# [MATERIAL FOR THIS TASK]
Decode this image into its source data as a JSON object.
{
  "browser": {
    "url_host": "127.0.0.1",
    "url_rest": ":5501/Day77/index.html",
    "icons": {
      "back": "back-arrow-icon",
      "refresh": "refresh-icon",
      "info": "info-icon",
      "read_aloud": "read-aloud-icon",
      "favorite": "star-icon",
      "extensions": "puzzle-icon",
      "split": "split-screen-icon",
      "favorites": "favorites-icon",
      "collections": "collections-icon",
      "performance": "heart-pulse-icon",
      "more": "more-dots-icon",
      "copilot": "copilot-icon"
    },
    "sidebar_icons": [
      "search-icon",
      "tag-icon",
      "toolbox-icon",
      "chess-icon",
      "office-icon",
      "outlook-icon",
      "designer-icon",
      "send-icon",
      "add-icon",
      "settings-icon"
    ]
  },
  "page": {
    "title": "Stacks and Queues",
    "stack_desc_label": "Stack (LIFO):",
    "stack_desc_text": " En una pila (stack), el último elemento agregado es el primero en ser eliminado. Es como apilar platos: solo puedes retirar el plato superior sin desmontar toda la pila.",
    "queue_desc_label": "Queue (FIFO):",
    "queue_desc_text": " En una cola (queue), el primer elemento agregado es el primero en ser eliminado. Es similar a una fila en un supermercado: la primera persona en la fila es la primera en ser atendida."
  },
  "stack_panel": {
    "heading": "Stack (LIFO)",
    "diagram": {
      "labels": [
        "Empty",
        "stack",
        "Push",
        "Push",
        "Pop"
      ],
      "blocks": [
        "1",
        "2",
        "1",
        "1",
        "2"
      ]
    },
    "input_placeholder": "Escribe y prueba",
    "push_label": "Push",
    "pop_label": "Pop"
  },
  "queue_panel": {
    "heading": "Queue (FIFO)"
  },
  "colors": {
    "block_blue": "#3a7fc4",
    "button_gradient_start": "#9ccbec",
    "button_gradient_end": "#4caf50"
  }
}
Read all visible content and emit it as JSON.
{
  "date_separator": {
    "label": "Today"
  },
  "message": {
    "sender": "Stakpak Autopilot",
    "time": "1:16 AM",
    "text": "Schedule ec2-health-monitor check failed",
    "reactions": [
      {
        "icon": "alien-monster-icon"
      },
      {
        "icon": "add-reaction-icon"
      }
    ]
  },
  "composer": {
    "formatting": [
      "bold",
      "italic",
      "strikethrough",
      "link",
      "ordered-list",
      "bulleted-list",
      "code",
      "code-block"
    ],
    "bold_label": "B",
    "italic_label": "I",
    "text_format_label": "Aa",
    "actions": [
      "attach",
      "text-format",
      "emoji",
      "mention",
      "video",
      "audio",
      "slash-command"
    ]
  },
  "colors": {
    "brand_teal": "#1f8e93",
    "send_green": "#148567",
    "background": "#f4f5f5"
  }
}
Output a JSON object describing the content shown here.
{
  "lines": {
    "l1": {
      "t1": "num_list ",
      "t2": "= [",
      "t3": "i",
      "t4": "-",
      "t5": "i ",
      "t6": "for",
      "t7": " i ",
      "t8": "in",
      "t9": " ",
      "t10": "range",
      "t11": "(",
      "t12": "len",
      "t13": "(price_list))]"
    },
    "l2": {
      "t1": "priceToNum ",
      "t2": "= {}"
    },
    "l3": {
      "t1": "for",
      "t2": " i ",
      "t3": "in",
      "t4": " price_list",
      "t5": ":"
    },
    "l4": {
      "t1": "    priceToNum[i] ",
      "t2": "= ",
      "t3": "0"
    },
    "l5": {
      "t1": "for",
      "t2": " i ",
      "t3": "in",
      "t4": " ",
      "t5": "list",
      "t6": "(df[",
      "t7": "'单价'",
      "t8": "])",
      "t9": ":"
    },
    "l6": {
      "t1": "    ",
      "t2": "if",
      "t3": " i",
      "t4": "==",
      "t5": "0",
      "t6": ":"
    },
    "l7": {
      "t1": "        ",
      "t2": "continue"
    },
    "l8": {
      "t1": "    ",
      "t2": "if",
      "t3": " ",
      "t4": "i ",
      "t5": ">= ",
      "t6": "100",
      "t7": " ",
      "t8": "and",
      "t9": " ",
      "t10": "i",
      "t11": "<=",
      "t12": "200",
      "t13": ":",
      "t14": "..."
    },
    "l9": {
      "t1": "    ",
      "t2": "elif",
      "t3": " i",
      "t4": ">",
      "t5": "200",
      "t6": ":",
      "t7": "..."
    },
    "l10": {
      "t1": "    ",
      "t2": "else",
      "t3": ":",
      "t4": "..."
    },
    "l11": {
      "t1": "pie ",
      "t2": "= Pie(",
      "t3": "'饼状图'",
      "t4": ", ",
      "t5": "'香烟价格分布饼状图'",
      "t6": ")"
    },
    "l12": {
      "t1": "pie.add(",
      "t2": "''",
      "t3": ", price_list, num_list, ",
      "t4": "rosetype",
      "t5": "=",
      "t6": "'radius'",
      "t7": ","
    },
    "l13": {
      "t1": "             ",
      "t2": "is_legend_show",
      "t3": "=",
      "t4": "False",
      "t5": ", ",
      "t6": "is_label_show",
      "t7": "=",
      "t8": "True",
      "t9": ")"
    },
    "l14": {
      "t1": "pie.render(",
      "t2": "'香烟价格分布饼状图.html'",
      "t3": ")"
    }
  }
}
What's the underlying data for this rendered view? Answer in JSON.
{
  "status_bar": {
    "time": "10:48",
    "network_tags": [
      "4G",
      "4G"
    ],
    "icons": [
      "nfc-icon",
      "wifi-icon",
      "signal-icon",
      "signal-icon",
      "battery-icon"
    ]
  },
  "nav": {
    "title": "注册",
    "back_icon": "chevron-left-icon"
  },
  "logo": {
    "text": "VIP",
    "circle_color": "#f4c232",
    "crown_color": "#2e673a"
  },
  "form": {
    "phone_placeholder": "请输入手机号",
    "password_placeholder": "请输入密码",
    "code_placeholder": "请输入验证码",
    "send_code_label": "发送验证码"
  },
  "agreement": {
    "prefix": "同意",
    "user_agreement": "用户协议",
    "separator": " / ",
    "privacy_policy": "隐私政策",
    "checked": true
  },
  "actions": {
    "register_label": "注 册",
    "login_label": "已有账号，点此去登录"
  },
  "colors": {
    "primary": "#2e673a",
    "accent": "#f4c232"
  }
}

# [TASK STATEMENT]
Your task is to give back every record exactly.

# [ANSWER SPACE]
Decode this image into its source data as a JSON object.
{
  "browser": {
    "url_host": "127.0.0.1",
    "url_rest": ":5501/Day77/index.html",
    "icons": {
      "back": "back-arrow-icon",
      "refresh": "refresh-icon",
      "info": "info-icon",
      "read_aloud": "read-aloud-icon",
      "favorite": "star-icon",
      "extensions": "puzzle-icon",
      "split": "split-screen-icon",
      "favorites": "favorites-icon",
      "collections": "collections-icon",
      "performance": "heart-pulse-icon",
      "more": "more-dots-icon",
      "copilot": "copilot-icon"
    },
    "sidebar_icons": [
      "search-icon",
      "tag-icon",
      "toolbox-icon",
      "chess-icon",
      "office-icon",
      "outlook-icon",
      "designer-icon",
      "send-icon",
      "add-icon",
      "settings-icon"
    ]
  },
  "page": {
    "title": "Stacks and Queues",
    "stack_desc_label": "Stack (LIFO):",
    "stack_desc_text": " En una pila (stack), el último elemento agregado es el primero en ser eliminado. Es como apilar platos: solo puedes retirar el plato superior sin desmontar toda la pila.",
    "queue_desc_label": "Queue (FIFO):",
    "queue_desc_text": " En una cola (queue), el primer elemento agregado es el primero en ser eliminado. Es similar a una fila en un supermercado: la primera persona en la fila es la primera en ser atendida."
  },
  "stack_panel": {
    "heading": "Stack (LIFO)",
    "diagram": {
      "labels": [
        "Empty",
        "stack",
        "Push",
        "Push",
        "Pop"
      ],
      "blocks": [
        "1",
        "2",
        "1",
        "1",
        "2"
      ]
    },
    "input_placeholder": "Escribe y prueba",
    "push_label": "Push",
    "pop_label": "Pop"
  },
  "queue_panel": {
    "heading": "Queue (FIFO)"
  },
  "colors": {
    "block_blue": "#3a7fc4",
    "button_gradient_start": "#9ccbec",
    "button_gradient_end": "#4caf50"
  }
}
Read all visible content and emit it as JSON.
{
  "date_separator": {
    "label": "Today"
  },
  "message": {
    "sender": "Stakpak Autopilot",
    "time": "1:16 AM",
    "text": "Schedule ec2-health-monitor check failed",
    "reactions": [
      {
        "icon": "alien-monster-icon"
      },
      {
        "icon": "add-reaction-icon"
      }
    ]
  },
  "composer": {
    "formatting": [
      "bold",
      "italic",
      "strikethrough",
      "link",
      "ordered-list",
      "bulleted-list",
      "code",
      "code-block"
    ],
    "bold_label": "B",
    "italic_label": "I",
    "text_format_label": "Aa",
    "actions": [
      "attach",
      "text-format",
      "emoji",
      "mention",
      "video",
      "audio",
      "slash-command"
    ]
  },
  "colors": {
    "brand_teal": "#1f8e93",
    "send_green": "#148567",
    "background": "#f4f5f5"
  }
}
Output a JSON object describing the content shown here.
{
  "lines": {
    "l1": {
      "t1": "num_list ",
      "t2": "= [",
      "t3": "i",
      "t4": "-",
      "t5": "i ",
      "t6": "for",
      "t7": " i ",
      "t8": "in",
      "t9": " ",
      "t10": "range",
      "t11": "(",
      "t12": "len",
      "t13": "(price_list))]"
    },
    "l2": {
      "t1": "priceToNum ",
      "t2": "= {}"
    },
    "l3": {
      "t1": "for",
      "t2": " i ",
      "t3": "in",
      "t4": " price_list",
      "t5": ":"
    },
    "l4": {
      "t1": "    priceToNum[i] ",
      "t2": "= ",
      "t3": "0"
    },
    "l5": {
      "t1": "for",
      "t2": " i ",
      "t3": "in",
      "t4": " ",
      "t5": "list",
      "t6": "(df[",
      "t7": "'单价'",
      "t8": "])",
      "t9": ":"
    },
    "l6": {
      "t1": "    ",
      "t2": "if",
      "t3": " i",
      "t4": "==",
      "t5": "0",
      "t6": ":"
    },
    "l7": {
      "t1": "        ",
      "t2": "continue"
    },
    "l8": {
      "t1": "    ",
      "t2": "if",
      "t3": " ",
      "t4": "i ",
      "t5": ">= ",
      "t6": "100",
      "t7": " ",
      "t8": "and",
      "t9": " ",
      "t10": "i",
      "t11": "<=",
      "t12": "200",
      "t13": ":",
      "t14": "..."
    },
    "l9": {
      "t1": "    ",
      "t2": "elif",
      "t3": " i",
      "t4": ">",
      "t5": "200",
      "t6": ":",
      "t7": "..."
    },
    "l10": {
      "t1": "    ",
      "t2": "else",
      "t3": ":",
      "t4": "..."
    },
    "l11": {
      "t1": "pie ",
      "t2": "= Pie(",
      "t3": "'饼状图'",
      "t4": ", ",
      "t5": "'香烟价格分布饼状图'",
      "t6": ")"
    },
    "l12": {
      "t1": "pie.add(",
      "t2": "''",
      "t3": ", price_list, num_list, ",
      "t4": "rosetype",
      "t5": "=",
      "t6": "'radius'",
      "t7": ","
    },
    "l13": {
      "t1": "             ",
      "t2": "is_legend_show",
      "t3": "=",
      "t4": "False",
      "t5": ", ",
      "t6": "is_label_show",
      "t7": "=",
      "t8": "True",
      "t9": ")"
    },
    "l14": {
      "t1": "pie.render(",
      "t2": "'香烟价格分布饼状图.html'",
      "t3": ")"
    }
  }
}
What's the underlying data for this rendered view? Answer in JSON.
{
  "status_bar": {
    "time": "10:48",
    "network_tags": [
      "4G",
      "4G"
    ],
    "icons": [
      "nfc-icon",
      "wifi-icon",
      "signal-icon",
      "signal-icon",
      "battery-icon"
    ]
  },
  "nav": {
    "title": "注册",
    "back_icon": "chevron-left-icon"
  },
  "logo": {
    "text": "VIP",
    "circle_color": "#f4c232",
    "crown_color": "#2e673a"
  },
  "form": {
    "phone_placeholder": "请输入手机号",
    "password_placeholder": "请输入密码",
    "code_placeholder": "请输入验证码",
    "send_code_label": "发送验证码"
  },
  "agreement": {
    "prefix": "同意",
    "user_agreement": "用户协议",
    "separator": " / ",
    "privacy_policy": "隐私政策",
    "checked": true
  },
  "actions": {
    "register_label": "注 册",
    "login_label": "已有账号，点此去登录"
  },
  "colors": {
    "primary": "#2e673a",
    "accent": "#f4c232"
  }
}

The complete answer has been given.